The starting is institutions need to start piloting the use of open badges within the formal and informal learning provision.
The less contentious route is to focus on the informal learning mechanisms within an institution as a means of piloting a number of initiatives. The pilot needs to help the institution articulate the questions to ask within its context. For instance, what do students and staff currently perceive as the potential of open badges? What value do local employers place on open badges? How should be manage the open badge infrastructure? While addressing the trickier questions at the heart of the debate, what value does a badge have? Should be we concerned about comparing learning effort across badges?
At UCS the first stage has been to develop the infrastructure, and pilot some uses around informal learning opportunities, including reflections on conferences and workshops, and the completion of study skill workshops. This has developed a broader understanding of the answers to some of the earlier questions, while building up confidence and capacity in a robust and resilient infrastructure. On reflection, within the literature this is prevalent approach, the toe in the water, to help contextualise what open badges mean to us.
However, for successful technological adoption, we’ll need to ensure two key elements are aligned if these small scale, unconnected pilots are to morph into an institutional wide impact.
- Leadership from the top. At the moment there is no senior / academic lead endorsing and driving the change programme and pilot. However, this is required so they can articulate how the technology supports the institutional strategic vision.
- Institutional commitment and investment. The provision of ring fencing resources to deliver the change. A successful pilot project will require academic staff input. Therefore, involvement must be recognised as a valid activity for staff and is reflected within workload models.
- Engage with local employees to discuss their opinion of badges and the potential role they play
- Carey, K. (2012) A Future Full of Badges. Available at: http://chronicle.com/article/A-Future-Full-of-Badges/131455/ (Accessed: 17 June 2015)

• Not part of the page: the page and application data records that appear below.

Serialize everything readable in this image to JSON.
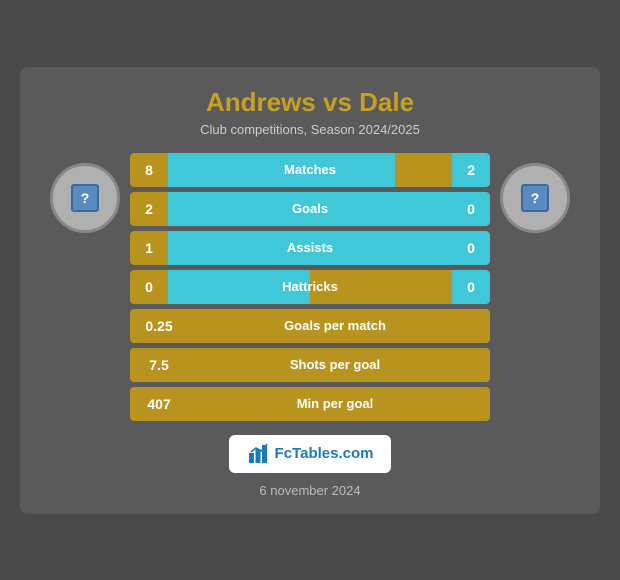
{
  "header": {
    "title": "Andrews vs Dale",
    "subtitle": "Club competitions, Season 2024/2025"
  },
  "stats": [
    {
      "label": "Matches",
      "left": "8",
      "right": "2",
      "fill_pct": 80,
      "type": "two-sided"
    },
    {
      "label": "Goals",
      "left": "2",
      "right": "0",
      "fill_pct": 100,
      "type": "two-sided"
    },
    {
      "label": "Assists",
      "left": "1",
      "right": "0",
      "fill_pct": 100,
      "type": "two-sided"
    },
    {
      "label": "Hattricks",
      "left": "0",
      "right": "0",
      "fill_pct": 50,
      "type": "two-sided"
    },
    {
      "label": "Goals per match",
      "left": "0.25",
      "type": "single"
    },
    {
      "label": "Shots per goal",
      "left": "7.5",
      "type": "single"
    },
    {
      "label": "Min per goal",
      "left": "407",
      "type": "single"
    }
  ],
  "branding": {
    "text_fc": "Fc",
    "text_tables": "Tables.com"
  },
  "date": "6 november 2024"
}
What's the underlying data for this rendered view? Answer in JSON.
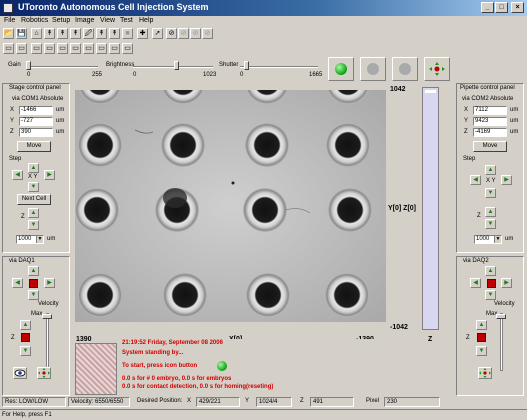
{
  "window": {
    "title": "UToronto Autonomous Cell Injection System",
    "min": "_",
    "max": "□",
    "close": "×"
  },
  "menu": [
    "File",
    "Robotics",
    "Setup",
    "Image",
    "View",
    "Test",
    "Help"
  ],
  "toolbar": {
    "row1": [
      "📂",
      "💾",
      "⌂",
      "↟",
      "↟",
      "↟",
      "🖉",
      "↟",
      "↟",
      "■",
      "✚",
      "➚",
      "⊘",
      "⊘",
      "⊘",
      "⊘"
    ],
    "row2": [
      "▭",
      "▭",
      "▭",
      "▭",
      "▭",
      "▭",
      "▭",
      "▭",
      "▭",
      "▭"
    ]
  },
  "sliders": {
    "gain": {
      "label": "Gain",
      "min": "0",
      "max": "255",
      "value": 0
    },
    "brightness": {
      "label": "Brightness",
      "min": "0",
      "max": "1023",
      "value": 0.55
    },
    "shutter": {
      "label": "Shutter",
      "min": "0",
      "max": "1665",
      "value": 0.05
    }
  },
  "left_panel": {
    "title": "Stage control panel",
    "via": "via COM1 Absolute",
    "x_label": "X",
    "x_value": "-1466",
    "x_unit": "um",
    "y_label": "Y",
    "y_value": "-727",
    "y_unit": "um",
    "z_label": "Z",
    "z_value": "390",
    "z_unit": "um",
    "move": "Move",
    "step": "Step",
    "xy": "X Y",
    "next_cell": "Next Cell",
    "z": "Z",
    "step_value": "1000",
    "step_unit": "um",
    "daq": "via DAQ1",
    "velocity": "Velocity",
    "max": "Max",
    "z2": "Z"
  },
  "right_panel": {
    "title": "Pipette control panel",
    "via": "via COM2 Absolute",
    "x_label": "X",
    "x_value": "7112",
    "x_unit": "um",
    "y_label": "Y",
    "y_value": "9423",
    "y_unit": "um",
    "z_label": "Z",
    "z_value": "-4169",
    "z_unit": "um",
    "move": "Move",
    "step": "Step",
    "xy": "X Y",
    "z": "Z",
    "step_value": "1000",
    "step_unit": "um",
    "daq": "via DAQ2",
    "velocity": "Velocity",
    "max": "Max",
    "z2": "Z"
  },
  "image_view": {
    "y_top": "1042",
    "y_bottom": "-1042",
    "y_axis": "Y[0] Z[0]",
    "x_left": "1390",
    "x_axis": "X[0]",
    "x_right": "-1390",
    "z_label": "Z"
  },
  "messages": [
    "21:19:52 Friday, September 08 2006",
    "System standing by...",
    "To start, press icon button",
    "0.0 s for # 0 embryo, 0.0 s for embryos",
    "0.0 s for contact detection, 0.0 s for homing(reseting)"
  ],
  "status": {
    "res": "Res: LOW/LOW",
    "velocity": "Velocity: 6550/6550",
    "desired": "Desired Position:",
    "x_label": "X",
    "x_value": "429/221",
    "y_label": "Y",
    "y_value": "1024/4",
    "z_label": "Z",
    "z_value": "491",
    "pixel_label": "Pixel",
    "pixel_value": "230"
  },
  "help": "For Help, press F1",
  "colors": {
    "message_red": "#d40000",
    "go_green": "#0aa10a",
    "title_blue": "#0a246a"
  }
}
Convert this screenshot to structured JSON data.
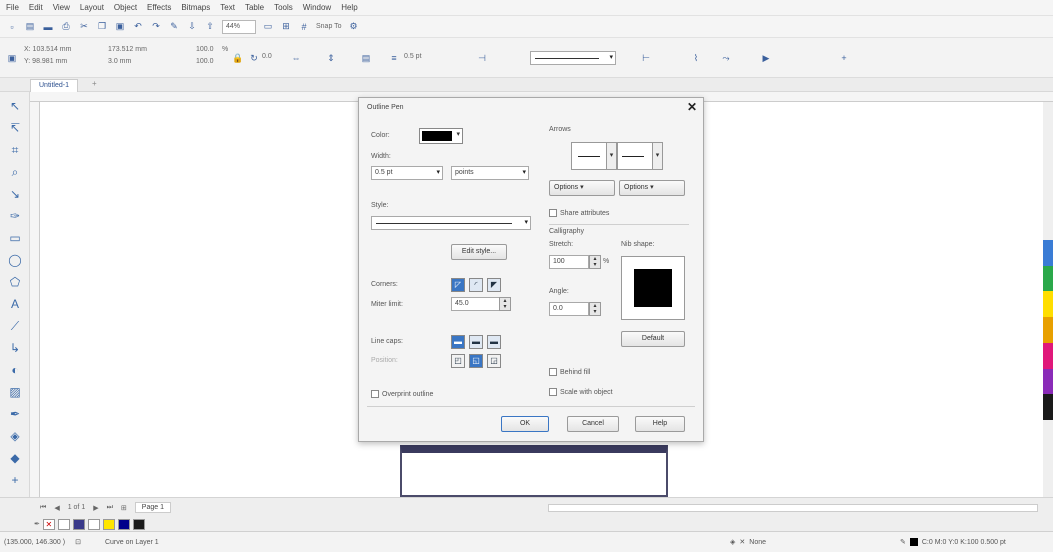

- Davies, R., Randall, D. and West, R. E. (2015) ‘Using Open Badges to Certify Practicing Evaluators’, American Journal of Evaluation, 36(2), pp. 151–163. doi: 10.1177/1098214014565505
- Gibson, D., Ostashewski, N., Flintoff, K., Grant, S. and Knight, E. (2013) ‘Digital badges in education’, Education and Information Technologies, 20(2), pp. 403–410. doi: 10.1007/s10639-013-9291-7
- Glover, I. (2013) Open badges: a visual method of recognising achievement and increasing learner motivation. Available at: http://shura.shu.ac.uk/7612 (Accessed: 17 June 2015)
- Glover, I. and Latif, F. (2013) Investigating perceptions and potential of open badges in formal higher education. Available at: http://shura.shu.ac.uk/7173 (Accessed: 17 June 2015)
- Goligoski, E. (2012) ‘Motivating the Learner: Mozilla’s Open Badges Program’, Access to Knowledge, 4(1), pp. 1–8.
- Humanities, Arts, Science and Technology Alliance and Collaboratory (ed.) (no date) Digital Badges. Available at: http://www.hastac.org/collections/digital-badges (Accessed: 17 June 2015)
- Jovanovic, J. and Devedzic, V. (2014) ‘Open Badges: Novel Means to Motivate, Scaffold and Recognize Learning’, Technology, Knowledge and Learning, 20(1), pp. 115–122. doi: 10.1007/s10758-014-9232-6
- Open University (ed.) (no date) Innovating Pedagogy 2014 | Open University Innovations Report #3. Available at: http://www.open.ac.uk/blogs/innovating/ (Accessed: 17 June 2015)
- The Mozilla Foundation (ed.) (2012) Open Badges for Lifelong Learning. Available at: https://wiki.mozilla.org/images/5/59/OpenBadges-Working-Paper_012312.pdf (Accessed: 17 June 2015)